There’s a specter haunting the presidential horse race, the specter of Ron Paul. With his barrage of attacks on social services and the Occupy movement as “people scared to death they won’t get their handouts,” it is surprising that Paul garners more support from so-called progressives than in his own party.
For an astute observer of “Nixonland” (Rick Perlstein’s name for our post-1970s political climate), however, it shouldn’t be – and the reasons why go way back to the 1970s. Simply put, the Democratic Party of 2011 is a radically different organization than the same party that nominated Hubert Humphrey for President in 1968. Whereas the Democrats that met in Chicago to nominate Humphrey were a working class party of organized labor, the Democrats that met in Denver three years ago to nominate Barack Obama can hardly be described in the same terms. The broad-based, mass party of the New Deal shrank to a shell of its former self by 2008 into little more than a coalition of upper middle class professionals, identity politics and single issue groups and the very poor. Herein lies Paul’s appeal among the Democrats of 2008 – the non-material issues that he emphasizes (his outspoken opposition to the War in Afghanistan or the War on Drugs) are right up the alley of the upper middle class professionals that form the bulk of the new Democratic Party.

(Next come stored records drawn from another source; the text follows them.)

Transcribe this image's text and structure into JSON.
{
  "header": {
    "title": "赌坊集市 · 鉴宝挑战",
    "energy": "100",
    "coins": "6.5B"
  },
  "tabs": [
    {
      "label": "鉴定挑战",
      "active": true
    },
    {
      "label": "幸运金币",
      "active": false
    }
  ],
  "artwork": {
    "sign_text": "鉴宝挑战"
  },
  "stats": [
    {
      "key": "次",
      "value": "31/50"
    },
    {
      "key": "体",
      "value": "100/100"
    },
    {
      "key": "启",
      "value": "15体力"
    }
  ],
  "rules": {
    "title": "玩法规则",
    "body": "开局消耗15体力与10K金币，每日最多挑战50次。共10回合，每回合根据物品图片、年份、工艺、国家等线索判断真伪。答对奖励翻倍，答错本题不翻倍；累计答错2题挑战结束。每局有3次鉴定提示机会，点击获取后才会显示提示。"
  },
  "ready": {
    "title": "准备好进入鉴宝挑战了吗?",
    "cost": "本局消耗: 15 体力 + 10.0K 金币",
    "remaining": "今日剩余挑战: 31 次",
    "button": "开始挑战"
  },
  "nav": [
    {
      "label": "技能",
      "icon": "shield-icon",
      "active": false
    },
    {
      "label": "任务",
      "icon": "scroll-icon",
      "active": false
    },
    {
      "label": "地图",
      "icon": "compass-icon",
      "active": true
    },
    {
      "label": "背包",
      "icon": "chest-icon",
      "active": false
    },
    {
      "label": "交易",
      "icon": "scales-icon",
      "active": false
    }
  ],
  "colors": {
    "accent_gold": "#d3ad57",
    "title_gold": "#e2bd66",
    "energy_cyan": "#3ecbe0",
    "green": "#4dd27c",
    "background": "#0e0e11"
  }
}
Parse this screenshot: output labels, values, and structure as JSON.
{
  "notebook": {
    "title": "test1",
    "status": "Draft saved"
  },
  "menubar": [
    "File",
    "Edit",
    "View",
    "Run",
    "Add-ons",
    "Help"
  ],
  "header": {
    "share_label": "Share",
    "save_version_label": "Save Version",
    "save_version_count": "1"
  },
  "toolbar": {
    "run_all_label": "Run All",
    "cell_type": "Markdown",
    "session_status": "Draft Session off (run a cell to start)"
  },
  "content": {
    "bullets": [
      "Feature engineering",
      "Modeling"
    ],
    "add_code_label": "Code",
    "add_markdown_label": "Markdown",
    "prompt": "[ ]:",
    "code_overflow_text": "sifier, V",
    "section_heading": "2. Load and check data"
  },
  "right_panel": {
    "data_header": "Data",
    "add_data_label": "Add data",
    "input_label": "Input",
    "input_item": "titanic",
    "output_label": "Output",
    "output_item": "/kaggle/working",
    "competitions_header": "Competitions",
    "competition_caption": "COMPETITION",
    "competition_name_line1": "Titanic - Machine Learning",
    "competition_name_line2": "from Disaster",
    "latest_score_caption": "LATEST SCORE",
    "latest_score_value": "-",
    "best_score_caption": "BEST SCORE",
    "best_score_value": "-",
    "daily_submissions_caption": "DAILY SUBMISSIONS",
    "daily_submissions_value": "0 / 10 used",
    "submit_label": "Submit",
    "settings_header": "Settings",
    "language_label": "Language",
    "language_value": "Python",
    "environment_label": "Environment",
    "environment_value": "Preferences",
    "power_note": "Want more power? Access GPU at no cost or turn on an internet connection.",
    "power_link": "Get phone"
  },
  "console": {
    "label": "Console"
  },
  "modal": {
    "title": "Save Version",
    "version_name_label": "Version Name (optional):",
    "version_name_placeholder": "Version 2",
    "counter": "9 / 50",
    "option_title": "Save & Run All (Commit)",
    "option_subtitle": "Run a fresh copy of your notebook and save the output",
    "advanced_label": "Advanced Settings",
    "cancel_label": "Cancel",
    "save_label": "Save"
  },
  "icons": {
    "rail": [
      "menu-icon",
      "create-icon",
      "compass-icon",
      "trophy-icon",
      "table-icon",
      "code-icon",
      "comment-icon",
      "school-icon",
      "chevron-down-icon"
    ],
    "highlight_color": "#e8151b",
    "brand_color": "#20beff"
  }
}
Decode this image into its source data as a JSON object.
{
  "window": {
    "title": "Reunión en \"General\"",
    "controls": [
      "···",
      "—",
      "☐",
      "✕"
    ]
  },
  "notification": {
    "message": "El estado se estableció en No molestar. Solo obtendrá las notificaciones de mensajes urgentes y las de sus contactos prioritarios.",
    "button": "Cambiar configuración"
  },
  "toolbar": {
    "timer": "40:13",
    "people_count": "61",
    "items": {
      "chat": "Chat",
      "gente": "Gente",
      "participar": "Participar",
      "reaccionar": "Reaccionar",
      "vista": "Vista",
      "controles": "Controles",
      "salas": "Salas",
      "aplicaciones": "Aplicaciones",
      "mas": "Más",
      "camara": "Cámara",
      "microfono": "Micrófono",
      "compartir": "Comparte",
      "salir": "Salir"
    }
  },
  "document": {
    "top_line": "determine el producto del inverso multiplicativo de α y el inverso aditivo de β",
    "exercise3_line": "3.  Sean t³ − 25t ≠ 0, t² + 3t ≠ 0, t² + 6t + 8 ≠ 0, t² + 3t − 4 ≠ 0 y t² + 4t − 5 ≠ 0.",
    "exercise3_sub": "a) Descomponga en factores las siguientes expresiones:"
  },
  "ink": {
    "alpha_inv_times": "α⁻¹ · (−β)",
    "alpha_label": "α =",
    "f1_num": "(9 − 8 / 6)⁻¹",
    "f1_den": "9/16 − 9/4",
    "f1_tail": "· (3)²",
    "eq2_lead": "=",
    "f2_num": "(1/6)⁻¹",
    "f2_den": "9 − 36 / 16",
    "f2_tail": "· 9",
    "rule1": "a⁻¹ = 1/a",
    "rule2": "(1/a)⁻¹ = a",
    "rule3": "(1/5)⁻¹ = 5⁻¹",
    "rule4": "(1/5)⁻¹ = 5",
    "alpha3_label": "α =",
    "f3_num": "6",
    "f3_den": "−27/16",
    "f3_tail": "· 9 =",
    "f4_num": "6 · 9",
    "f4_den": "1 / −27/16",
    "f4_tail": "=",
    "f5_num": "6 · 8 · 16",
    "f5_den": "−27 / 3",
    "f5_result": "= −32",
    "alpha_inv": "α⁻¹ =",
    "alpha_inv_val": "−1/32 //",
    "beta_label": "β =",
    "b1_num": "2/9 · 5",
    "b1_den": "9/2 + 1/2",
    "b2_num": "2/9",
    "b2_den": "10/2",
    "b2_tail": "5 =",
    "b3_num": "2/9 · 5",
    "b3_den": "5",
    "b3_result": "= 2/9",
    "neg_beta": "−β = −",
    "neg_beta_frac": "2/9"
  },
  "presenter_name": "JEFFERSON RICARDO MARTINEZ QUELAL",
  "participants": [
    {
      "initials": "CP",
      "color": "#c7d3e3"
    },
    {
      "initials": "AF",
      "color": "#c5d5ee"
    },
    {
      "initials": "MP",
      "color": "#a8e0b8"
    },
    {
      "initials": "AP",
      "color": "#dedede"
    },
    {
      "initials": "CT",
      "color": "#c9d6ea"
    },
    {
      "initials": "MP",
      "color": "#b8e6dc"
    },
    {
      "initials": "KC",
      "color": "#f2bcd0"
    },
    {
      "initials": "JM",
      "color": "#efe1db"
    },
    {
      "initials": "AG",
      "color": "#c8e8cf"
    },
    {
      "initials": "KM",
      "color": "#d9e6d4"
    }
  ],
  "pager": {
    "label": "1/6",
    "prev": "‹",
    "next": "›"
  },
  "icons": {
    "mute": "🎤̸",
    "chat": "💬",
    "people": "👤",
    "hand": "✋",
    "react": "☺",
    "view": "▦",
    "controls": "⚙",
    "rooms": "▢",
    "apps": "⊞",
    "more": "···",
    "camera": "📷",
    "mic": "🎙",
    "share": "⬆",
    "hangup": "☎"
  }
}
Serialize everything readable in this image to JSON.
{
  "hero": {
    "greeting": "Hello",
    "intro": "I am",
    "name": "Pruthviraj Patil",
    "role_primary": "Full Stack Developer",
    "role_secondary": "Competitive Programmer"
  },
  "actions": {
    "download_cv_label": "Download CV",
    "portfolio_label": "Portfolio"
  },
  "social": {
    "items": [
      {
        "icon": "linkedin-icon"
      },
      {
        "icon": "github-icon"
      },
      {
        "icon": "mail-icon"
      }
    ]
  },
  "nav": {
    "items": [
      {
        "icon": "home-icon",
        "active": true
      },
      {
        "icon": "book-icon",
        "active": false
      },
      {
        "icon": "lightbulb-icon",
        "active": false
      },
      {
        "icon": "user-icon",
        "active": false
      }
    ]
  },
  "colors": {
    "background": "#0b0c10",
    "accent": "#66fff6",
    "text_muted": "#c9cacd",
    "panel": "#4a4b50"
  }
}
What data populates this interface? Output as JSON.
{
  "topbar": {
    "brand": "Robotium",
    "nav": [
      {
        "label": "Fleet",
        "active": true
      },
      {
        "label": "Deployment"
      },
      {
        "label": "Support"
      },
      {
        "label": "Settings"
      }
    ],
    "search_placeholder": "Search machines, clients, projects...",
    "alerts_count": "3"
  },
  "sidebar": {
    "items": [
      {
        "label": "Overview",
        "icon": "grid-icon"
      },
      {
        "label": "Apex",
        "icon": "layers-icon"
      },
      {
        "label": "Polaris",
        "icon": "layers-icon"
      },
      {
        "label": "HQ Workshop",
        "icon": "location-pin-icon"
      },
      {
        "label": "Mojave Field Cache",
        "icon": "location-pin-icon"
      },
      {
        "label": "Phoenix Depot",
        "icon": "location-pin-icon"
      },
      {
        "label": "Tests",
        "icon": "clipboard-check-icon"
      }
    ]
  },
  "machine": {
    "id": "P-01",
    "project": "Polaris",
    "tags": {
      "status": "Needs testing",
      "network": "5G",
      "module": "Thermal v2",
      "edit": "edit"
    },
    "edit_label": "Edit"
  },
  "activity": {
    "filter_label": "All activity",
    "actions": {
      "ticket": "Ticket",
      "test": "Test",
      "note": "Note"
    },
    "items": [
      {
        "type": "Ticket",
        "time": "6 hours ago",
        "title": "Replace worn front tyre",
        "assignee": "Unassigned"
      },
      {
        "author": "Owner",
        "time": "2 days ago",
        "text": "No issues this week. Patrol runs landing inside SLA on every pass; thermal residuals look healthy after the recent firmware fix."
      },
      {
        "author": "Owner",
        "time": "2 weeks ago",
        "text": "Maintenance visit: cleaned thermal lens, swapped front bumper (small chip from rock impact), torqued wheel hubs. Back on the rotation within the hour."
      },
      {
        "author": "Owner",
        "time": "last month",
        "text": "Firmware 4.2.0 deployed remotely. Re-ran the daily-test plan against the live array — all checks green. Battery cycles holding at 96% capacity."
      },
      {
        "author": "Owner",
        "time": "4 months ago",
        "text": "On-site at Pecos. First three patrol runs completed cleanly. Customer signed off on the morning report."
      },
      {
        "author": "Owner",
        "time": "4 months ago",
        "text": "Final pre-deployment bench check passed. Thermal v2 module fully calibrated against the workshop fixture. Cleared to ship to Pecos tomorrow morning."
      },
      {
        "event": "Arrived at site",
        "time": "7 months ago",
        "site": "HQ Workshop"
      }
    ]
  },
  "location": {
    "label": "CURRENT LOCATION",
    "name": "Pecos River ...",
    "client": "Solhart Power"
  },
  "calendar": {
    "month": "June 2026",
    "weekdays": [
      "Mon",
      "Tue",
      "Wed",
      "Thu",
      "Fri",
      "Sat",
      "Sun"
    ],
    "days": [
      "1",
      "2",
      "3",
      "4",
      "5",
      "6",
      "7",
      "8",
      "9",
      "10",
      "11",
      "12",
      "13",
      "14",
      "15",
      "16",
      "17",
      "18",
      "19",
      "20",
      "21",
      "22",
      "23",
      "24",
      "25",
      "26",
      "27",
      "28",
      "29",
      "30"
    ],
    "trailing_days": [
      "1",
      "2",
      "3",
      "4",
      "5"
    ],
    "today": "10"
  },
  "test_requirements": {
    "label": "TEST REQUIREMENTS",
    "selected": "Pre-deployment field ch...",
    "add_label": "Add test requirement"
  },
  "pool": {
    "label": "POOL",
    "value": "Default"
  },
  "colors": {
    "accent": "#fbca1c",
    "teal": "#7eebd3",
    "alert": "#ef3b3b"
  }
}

In another time, those voters would have been “Rockefeller Republicans,” fiscally conservative but socially concerned Republicans that included President Dwight Eisenhower and their namesake, New York Gov. Nelson Rockefeller. While a dying breed among Republicans, Nixonland’s political climate has given them an entire party to themselves thanks to the reorientation of our politics around the non-material, social issues they concern themselves with that arose in the 1970s. Ron Paul doesn’t exactly fit the bill (he’s closer to the isolationist, anti-war conservative Sen. Bob Taft), but he can win these votes owing to his emphasis of the non-material issues these voters are concerned with. The birth of Nixonland cuts both ways, too; we’ve all heard of the “Reagan Democrats” who helped put the most anti-labor administration in our history in office because they saw the Democrats of the 1970s as not the heirs of Franklin Roosevelt, but the heirs of George McGovern.
There is something very, very wrong about Nixonland. The fact that our politics have become defined by whether or not a candidate is in favor of abortion rights or affirmative action is simply stunning when we have an 8.6% unemployment rate and no one seems to be offering any solutions. That is not to say that we should not concerned be with the effect of social policy in these areas – but it is to say that at the end of the day, bread and butter issues take priority when it comes to making public policy. Just as one would be hard pressed to articulate a vision of conservatism that does not represent the class interests of the very wealthy, it should be equally hard for someone to articulate a vision of liberalism that ignores the class interests of America’s working class majority.
Ron Paul’s support of a national “right-to-work” law (something that he devotes an entire section to on his website, for what it’s worth) should immediately disqualify him in the hearts and minds of Democrats, however unhappy they might be with the Obama administration – the fact that for many it does not should throw up a red flag. In an age of unparalleled right-wing assault on the working class, Democrats must find their voice to advocate on behalf of the working class once again – before it’s too late.